Thorntons has 38 cafés, the majority of which are at retail parks, and wants to try the format at other locations. Towards the end of last year, the retailer opened cafés at retail parks including Fort Kinnaird in Edinburgh, Castlepoint in Bournemouth and Orpington in Kent.
The cafés are larger than traditional Thorntons confectionery stores, measuring between 2,000 and 2,500 sq ft (185 and 230 sq m) approximately and selling cakes, sandwiches and cold and hot drinks. They also stock Thorntons’ confectionery ranges, with each unit being divided equally between café space and retail.
Thorntons chief executive Mike Davies said expansion would include factory outlets. “Factory outlets are a good market for us. They’re good sites and you get the added benefit of having a café there as well.”
Davies said he wants to increase the retailer’s store portfolio from 376 to 400, but declined to specify how many units would be cafés. Churston Heard is the lead agency searching for sites, with help from Gooch Cunliffe Whale.
He said he is also planning to revamp Thorntons’ brand image and will test a new store design in 10 shops this summer.
“It’s all about creating a quality image and brand for Thorntons,” said Davies. “It’s fair to say that the Thorntons stores are beginning to look a bit dated and we want to modernise them. We want to give more prominence to the chocolate, as opposed to the packaging.”

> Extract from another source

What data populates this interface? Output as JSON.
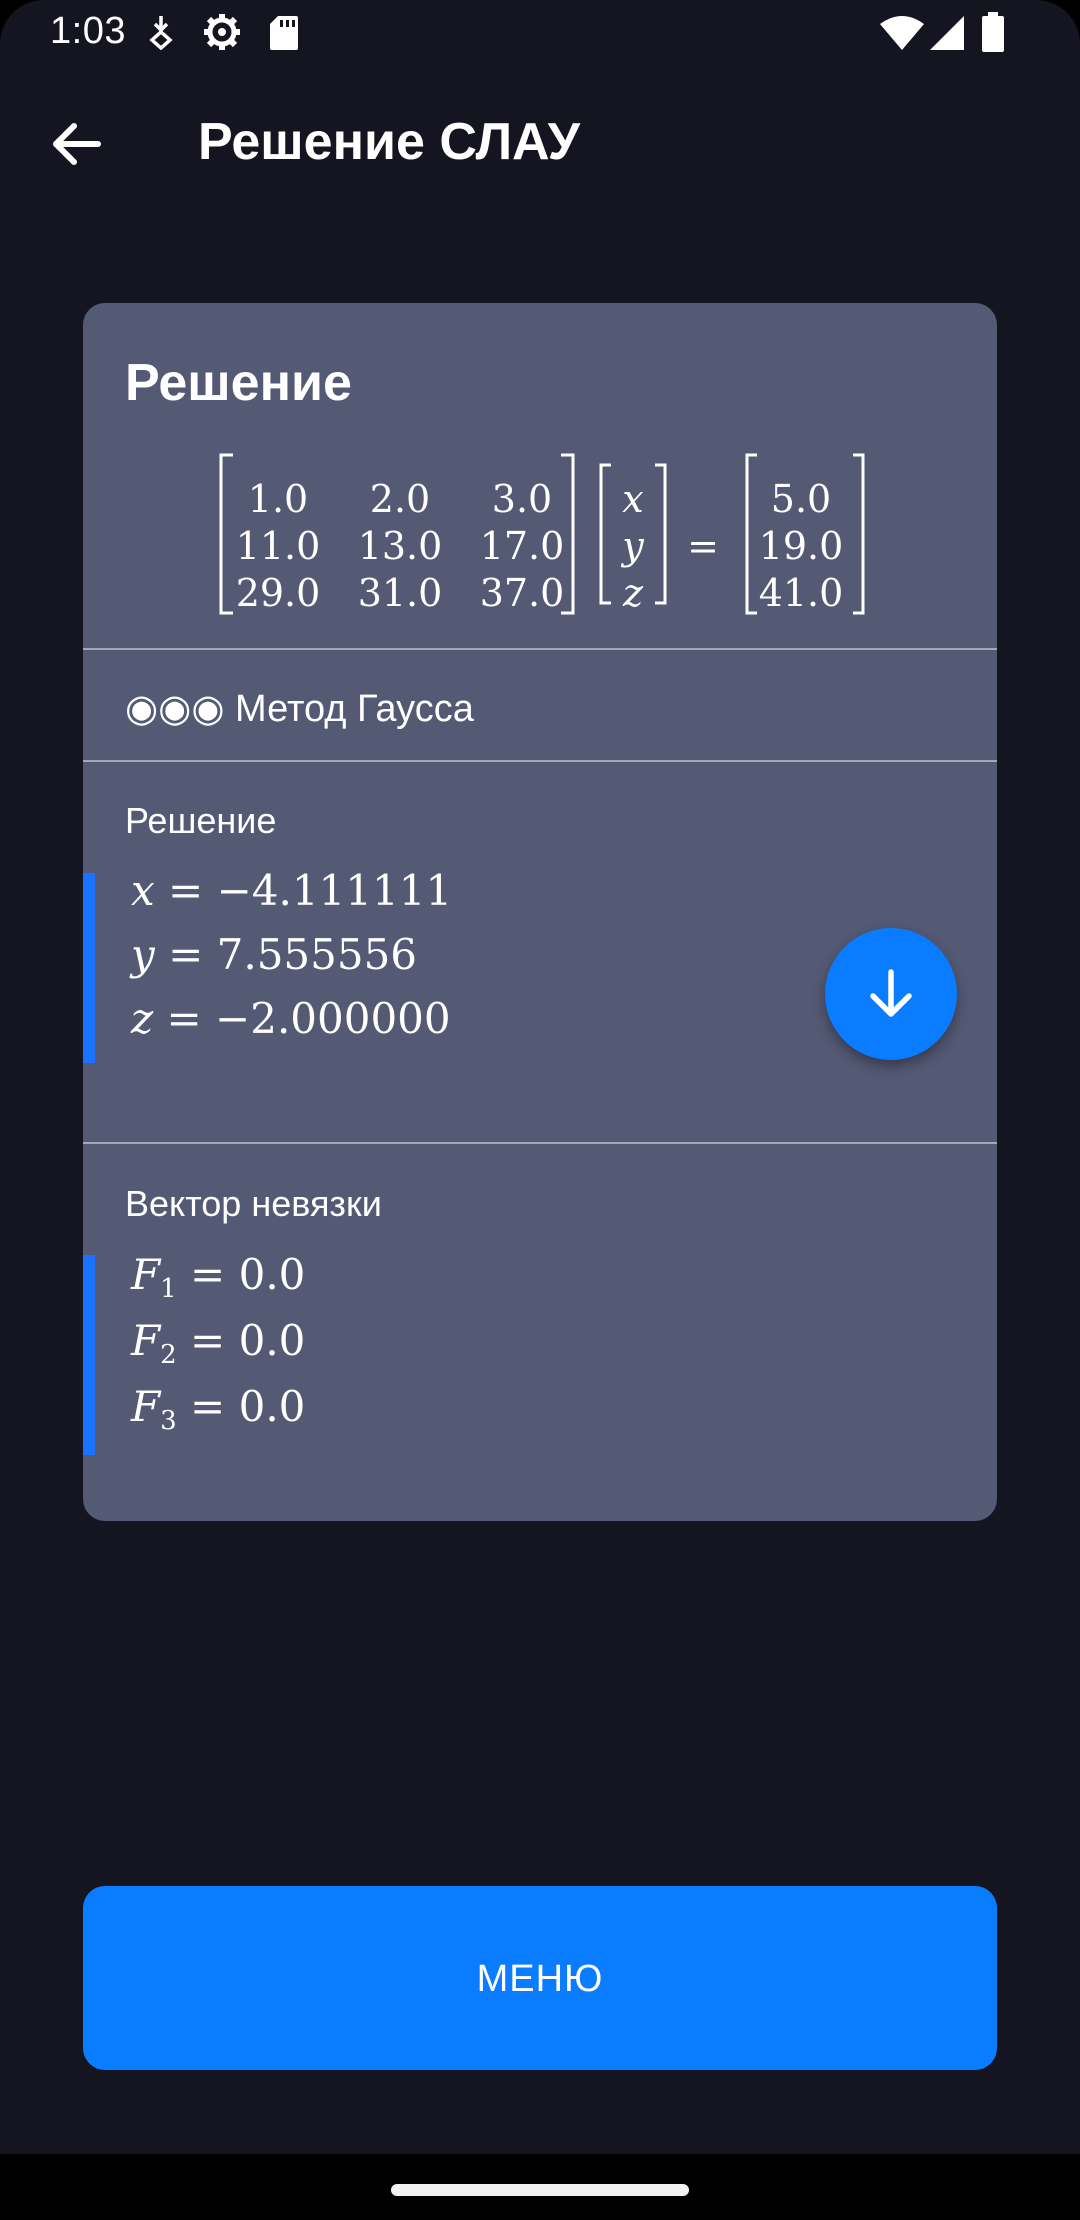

Thorntons delivered a 14 per cent increase in pre-tax profits to£11.9 million for the 28 weeks to January 12. The retailer’s interim total sales climbed 13.9 per cent to£126.7 million.
Thorntons said sales in the first quarter benefited from the poor weather in the summer months, but still showed 7.6 per cent growth in the second quarter against improving comparatives.